The public health burden of osteoarthritis (OA) is substantial. It is the most common form of arthritis, increasing in prevalence over time. The disability and cost related to the disease are high, and effective treatments for the condition are few, limited to physical therapy, analgesia, and then total joint replacement. Therefore, there is an urgent need to better understand the underlying etiology of this disease and to identify effective treatments for the condition. To date, no credible combined structure and symptom modifying intervention has been identified, perhaps because efforts have been focused on the wrong timeframe of disease. The window of opportunity to provide an effective intervention may only exist prior to the development of OA or early in the development of OA. Studying patients with early disease is challenging, however, because there is no consensus on case definition and symptom assessment in this group. An innovative approach to this problem, capitalizes on the substantial genetic component of knee OA. We will use the parental phenotype for case definition, where the disease is well-established, but our focus will be on risk factors in their offspring, where disease has either not yet occurred or is less well-established. Differences in modifiable risk factors of case versus control offspring could inform interventions that may prevent incident disease or progression of early disease. The Osteoarthritis Initiative (OAI) is an observational study where 4796 participants have been followed for 8 years and knee OA status will be available. Leveraging data already obtained about disease status and the existing OAI infrastructure to access parents of potential participants, provides a unique opportunity to deploy this proposed study. Although studying offspring of participants has the appeal of studying an earlier timeframe of disease, it also has its attendant challenges, including contacting and recruiting potential offspring participants within the framework of the OAI, while respecting their privacy and confidentiality. Therefore, in this grant application, we propose a pilot study to comprehensively assess feasibility of deploying a large scale offspring study and to obtain preliminary data to inform an R01 application to fund such a study. The two aims of this study are (1) to assess feasibility of deploying an offspring study within the OAI and (2) to assess whether it is possible to use known and exploratory offspring risk factors to predict the parental OA phenotype. Obtain preliminary data that would inform an R01 application to fund a larger scale study of the OAI Offspring. This study would break new ground by implementing a novel exploratory study design in a disease that is a major public health problem for which few effective treatments currently exist.
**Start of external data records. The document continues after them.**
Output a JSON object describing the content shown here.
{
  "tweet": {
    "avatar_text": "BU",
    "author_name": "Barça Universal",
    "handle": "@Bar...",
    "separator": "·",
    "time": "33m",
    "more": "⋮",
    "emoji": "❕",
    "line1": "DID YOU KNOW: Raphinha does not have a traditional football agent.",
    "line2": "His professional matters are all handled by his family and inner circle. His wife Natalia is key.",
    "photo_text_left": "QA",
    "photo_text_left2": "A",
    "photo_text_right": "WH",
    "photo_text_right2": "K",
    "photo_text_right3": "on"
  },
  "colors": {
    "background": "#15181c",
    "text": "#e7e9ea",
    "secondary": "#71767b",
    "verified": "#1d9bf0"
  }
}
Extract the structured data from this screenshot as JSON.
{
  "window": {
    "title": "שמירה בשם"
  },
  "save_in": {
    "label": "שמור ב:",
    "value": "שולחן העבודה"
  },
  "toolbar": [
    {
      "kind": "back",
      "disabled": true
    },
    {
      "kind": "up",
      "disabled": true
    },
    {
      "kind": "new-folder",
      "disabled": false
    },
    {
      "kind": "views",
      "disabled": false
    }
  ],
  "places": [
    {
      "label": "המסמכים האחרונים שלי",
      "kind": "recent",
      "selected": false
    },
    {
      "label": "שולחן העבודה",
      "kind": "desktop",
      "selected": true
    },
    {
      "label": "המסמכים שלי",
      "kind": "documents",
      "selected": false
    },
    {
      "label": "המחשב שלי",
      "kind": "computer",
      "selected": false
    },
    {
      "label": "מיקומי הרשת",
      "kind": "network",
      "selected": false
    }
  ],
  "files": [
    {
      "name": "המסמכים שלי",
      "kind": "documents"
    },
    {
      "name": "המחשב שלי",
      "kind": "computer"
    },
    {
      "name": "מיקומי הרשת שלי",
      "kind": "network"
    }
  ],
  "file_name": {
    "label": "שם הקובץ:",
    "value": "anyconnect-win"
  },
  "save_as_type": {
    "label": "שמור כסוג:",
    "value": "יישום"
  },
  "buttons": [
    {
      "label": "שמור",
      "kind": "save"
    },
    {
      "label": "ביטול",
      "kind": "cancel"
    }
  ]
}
Public Health Relevance

Osteoarthritis is the most common form of arthritis, the source of substantial disability. There are few identified effective treatments for this disease, perhaps because we have been studying this disease after it is already well-established. In this study, we propose to study the adult children of people who do and do not have knee osteoarthritis to hopefully identify possible risk factors that are potentially modifiable and prevent the development of the disease.

Agency
National Institute of Health (NIH)
Institute
National Institute of Arthritis and Musculoskeletal and Skin Diseases (NIAMS)
Type
Small Research Grants (R03)
Project #
5R03AR069323-03
Application #
9395791
Study Section
Special Emphasis Panel (ZAR1)
Program Officer
Lester, Gayle E
Project Start
2016-03-01
Project End
2018-11-30
Budget Start
2017-12-01
Budget End
2018-11-30
Support Year
3
Fiscal Year
2018
Total Cost
Indirect Cost
Name
Baylor College of Medicine
Department
Internal Medicine/Medicine
Type
Schools of Medicine
DUNS #
051113330
City
Houston
State
TX
Country
United States
Zip Code
77030